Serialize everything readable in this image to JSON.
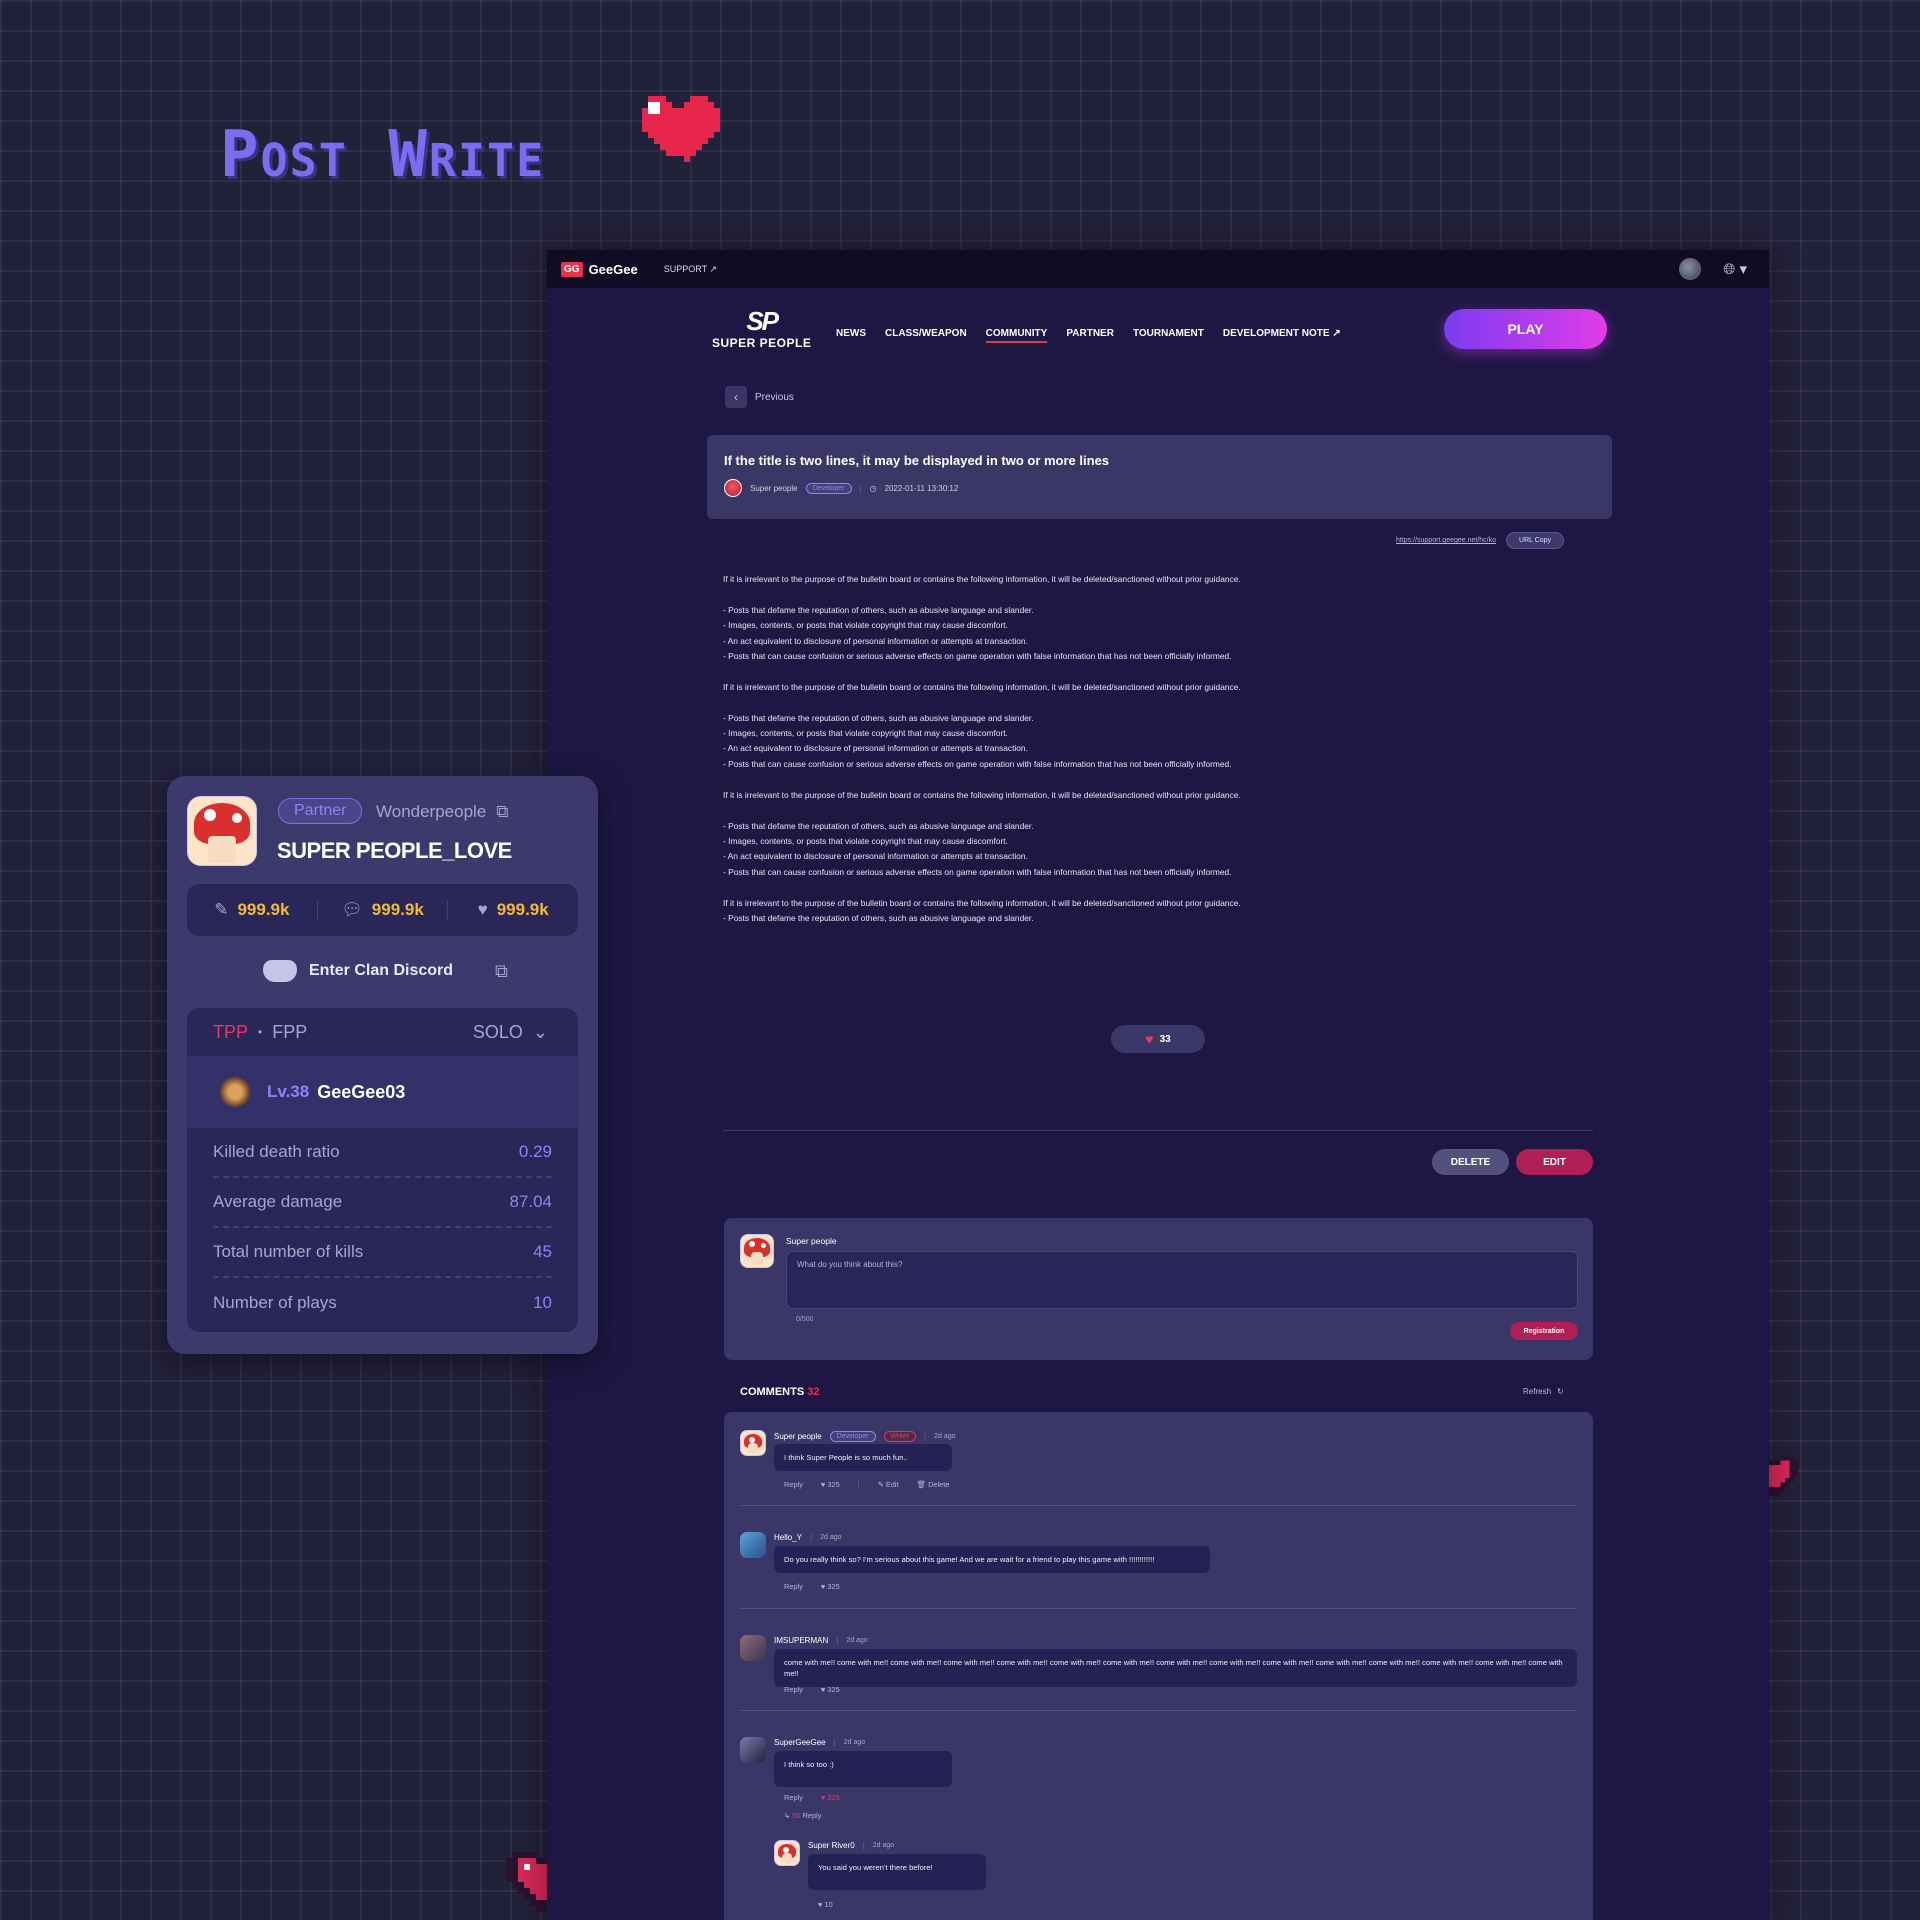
{
  "hero_title": "Post Write",
  "topbar": {
    "brand_box": "GG",
    "brand": "GeeGee",
    "support": "SUPPORT ↗"
  },
  "nav": {
    "logo_mark": "SP",
    "logo_name": "SUPER PEOPLE",
    "items": [
      "NEWS",
      "CLASS/WEAPON",
      "COMMUNITY",
      "PARTNER",
      "TOURNAMENT",
      "DEVELOPMENT NOTE ↗"
    ],
    "active_index": 2,
    "play": "PLAY"
  },
  "previous": "Previous",
  "post": {
    "title": "If the title is two lines, it may be displayed in two or more lines",
    "author": "Super people",
    "author_badge": "Developer",
    "datetime": "2022-01-11  13:30:12",
    "url": "https://support.geegee.net/hc/ko",
    "url_copy": "URL Copy",
    "body": "If it is irrelevant to the purpose of the bulletin board or contains the following information, it will be deleted/sanctioned without prior guidance.\n\n- Posts that defame the reputation of others, such as abusive language and slander.\n- Images, contents, or posts that violate copyright that may cause discomfort.\n- An act equivalent to disclosure of personal information or attempts at transaction.\n- Posts that can cause confusion or serious adverse effects on game operation with false information that has not been officially informed.\n\nIf it is irrelevant to the purpose of the bulletin board or contains the following information, it will be deleted/sanctioned without prior guidance.\n\n- Posts that defame the reputation of others, such as abusive language and slander.\n- Images, contents, or posts that violate copyright that may cause discomfort.\n- An act equivalent to disclosure of personal information or attempts at transaction.\n- Posts that can cause confusion or serious adverse effects on game operation with false information that has not been officially informed.\n\nIf it is irrelevant to the purpose of the bulletin board or contains the following information, it will be deleted/sanctioned without prior guidance.\n\n- Posts that defame the reputation of others, such as abusive language and slander.\n- Images, contents, or posts that violate copyright that may cause discomfort.\n- An act equivalent to disclosure of personal information or attempts at transaction.\n- Posts that can cause confusion or serious adverse effects on game operation with false information that has not been officially informed.\n\nIf it is irrelevant to the purpose of the bulletin board or contains the following information, it will be deleted/sanctioned without prior guidance.\n- Posts that defame the reputation of others, such as abusive language and slander.",
    "likes": "33",
    "delete": "DELETE",
    "edit": "EDIT"
  },
  "comment_form": {
    "user": "Super people",
    "placeholder": "What do you think about this?",
    "counter": "0/500",
    "submit": "Registration"
  },
  "comments_header": {
    "label": "COMMENTS",
    "count": "32",
    "refresh": "Refresh"
  },
  "comments": [
    {
      "user": "Super people",
      "badges": [
        "Developer",
        "Writer"
      ],
      "time": "2d ago",
      "text": "I think Super People is so much fun..",
      "reply": "Reply",
      "likes": "325",
      "edit": "Edit",
      "delete": "Delete"
    },
    {
      "user": "Hello_Y",
      "time": "2d ago",
      "text": "Do you really think so? I'm serious about this game! And we are wait for a friend to play this game with !!!!!!!!!!!!",
      "reply": "Reply",
      "likes": "325"
    },
    {
      "user": "IMSUPERMAN",
      "time": "2d ago",
      "text": "come with me!! come with me!! come with me!! come with me!! come with me!! come with me!! come with me!! come with me!! come with me!! come with me!! come with me!! come with me!! come with me!! come with me!! come with me!!",
      "reply": "Reply",
      "likes": "325"
    },
    {
      "user": "SuperGeeGee",
      "time": "2d ago",
      "text": "I think so too :)",
      "reply": "Reply",
      "likes": "325",
      "replies_count": "56",
      "replies_label": "Reply"
    },
    {
      "user": "Super River0",
      "time": "2d ago",
      "text": "You said you weren't there before!",
      "likes": "10"
    }
  ],
  "profile": {
    "badge": "Partner",
    "studio": "Wonderpeople",
    "name": "SUPER PEOPLE_LOVE",
    "posts": "999.9k",
    "comments": "999.9k",
    "likes": "999.9k",
    "discord": "Enter Clan Discord",
    "mode_a": "TPP",
    "mode_b": "FPP",
    "squad": "SOLO",
    "level": "Lv.38",
    "nickname": "GeeGee03",
    "stats": [
      {
        "label": "Killed death ratio",
        "value": "0.29"
      },
      {
        "label": "Average damage",
        "value": "87.04"
      },
      {
        "label": "Total number of kills",
        "value": "45"
      },
      {
        "label": "Number of plays",
        "value": "10"
      }
    ]
  },
  "colors": {
    "accent": "#e8334f",
    "purple": "#7b6df2",
    "gold": "#f2b937",
    "bg": "#22213a"
  }
}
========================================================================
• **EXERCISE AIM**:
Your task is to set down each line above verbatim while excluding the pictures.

• **OUTPUT**:
Serialize everything readable in this image to JSON.
{
  "hero_title": "Post Write",
  "topbar": {
    "brand_box": "GG",
    "brand": "GeeGee",
    "support": "SUPPORT ↗"
  },
  "nav": {
    "logo_mark": "SP",
    "logo_name": "SUPER PEOPLE",
    "items": [
      "NEWS",
      "CLASS/WEAPON",
      "COMMUNITY",
      "PARTNER",
      "TOURNAMENT",
      "DEVELOPMENT NOTE ↗"
    ],
    "active_index": 2,
    "play": "PLAY"
  },
  "previous": "Previous",
  "post": {
    "title": "If the title is two lines, it may be displayed in two or more lines",
    "author": "Super people",
    "author_badge": "Developer",
    "datetime": "2022-01-11  13:30:12",
    "url": "https://support.geegee.net/hc/ko",
    "url_copy": "URL Copy",
    "body": "If it is irrelevant to the purpose of the bulletin board or contains the following information, it will be deleted/sanctioned without prior guidance.\n\n- Posts that defame the reputation of others, such as abusive language and slander.\n- Images, contents, or posts that violate copyright that may cause discomfort.\n- An act equivalent to disclosure of personal information or attempts at transaction.\n- Posts that can cause confusion or serious adverse effects on game operation with false information that has not been officially informed.\n\nIf it is irrelevant to the purpose of the bulletin board or contains the following information, it will be deleted/sanctioned without prior guidance.\n\n- Posts that defame the reputation of others, such as abusive language and slander.\n- Images, contents, or posts that violate copyright that may cause discomfort.\n- An act equivalent to disclosure of personal information or attempts at transaction.\n- Posts that can cause confusion or serious adverse effects on game operation with false information that has not been officially informed.\n\nIf it is irrelevant to the purpose of the bulletin board or contains the following information, it will be deleted/sanctioned without prior guidance.\n\n- Posts that defame the reputation of others, such as abusive language and slander.\n- Images, contents, or posts that violate copyright that may cause discomfort.\n- An act equivalent to disclosure of personal information or attempts at transaction.\n- Posts that can cause confusion or serious adverse effects on game operation with false information that has not been officially informed.\n\nIf it is irrelevant to the purpose of the bulletin board or contains the following information, it will be deleted/sanctioned without prior guidance.\n- Posts that defame the reputation of others, such as abusive language and slander.",
    "likes": "33",
    "delete": "DELETE",
    "edit": "EDIT"
  },
  "comment_form": {
    "user": "Super people",
    "placeholder": "What do you think about this?",
    "counter": "0/500",
    "submit": "Registration"
  },
  "comments_header": {
    "label": "COMMENTS",
    "count": "32",
    "refresh": "Refresh"
  },
  "comments": [
    {
      "user": "Super people",
      "badges": [
        "Developer",
        "Writer"
      ],
      "time": "2d ago",
      "text": "I think Super People is so much fun..",
      "reply": "Reply",
      "likes": "325",
      "edit": "Edit",
      "delete": "Delete"
    },
    {
      "user": "Hello_Y",
      "time": "2d ago",
      "text": "Do you really think so? I'm serious about this game! And we are wait for a friend to play this game with !!!!!!!!!!!!",
      "reply": "Reply",
      "likes": "325"
    },
    {
      "user": "IMSUPERMAN",
      "time": "2d ago",
      "text": "come with me!! come with me!! come with me!! come with me!! come with me!! come with me!! come with me!! come with me!! come with me!! come with me!! come with me!! come with me!! come with me!! come with me!! come with me!!",
      "reply": "Reply",
      "likes": "325"
    },
    {
      "user": "SuperGeeGee",
      "time": "2d ago",
      "text": "I think so too :)",
      "reply": "Reply",
      "likes": "325",
      "replies_count": "56",
      "replies_label": "Reply"
    },
    {
      "user": "Super River0",
      "time": "2d ago",
      "text": "You said you weren't there before!",
      "likes": "10"
    }
  ],
  "profile": {
    "badge": "Partner",
    "studio": "Wonderpeople",
    "name": "SUPER PEOPLE_LOVE",
    "posts": "999.9k",
    "comments": "999.9k",
    "likes": "999.9k",
    "discord": "Enter Clan Discord",
    "mode_a": "TPP",
    "mode_b": "FPP",
    "squad": "SOLO",
    "level": "Lv.38",
    "nickname": "GeeGee03",
    "stats": [
      {
        "label": "Killed death ratio",
        "value": "0.29"
      },
      {
        "label": "Average damage",
        "value": "87.04"
      },
      {
        "label": "Total number of kills",
        "value": "45"
      },
      {
        "label": "Number of plays",
        "value": "10"
      }
    ]
  },
  "colors": {
    "accent": "#e8334f",
    "purple": "#7b6df2",
    "gold": "#f2b937",
    "bg": "#22213a"
  }
}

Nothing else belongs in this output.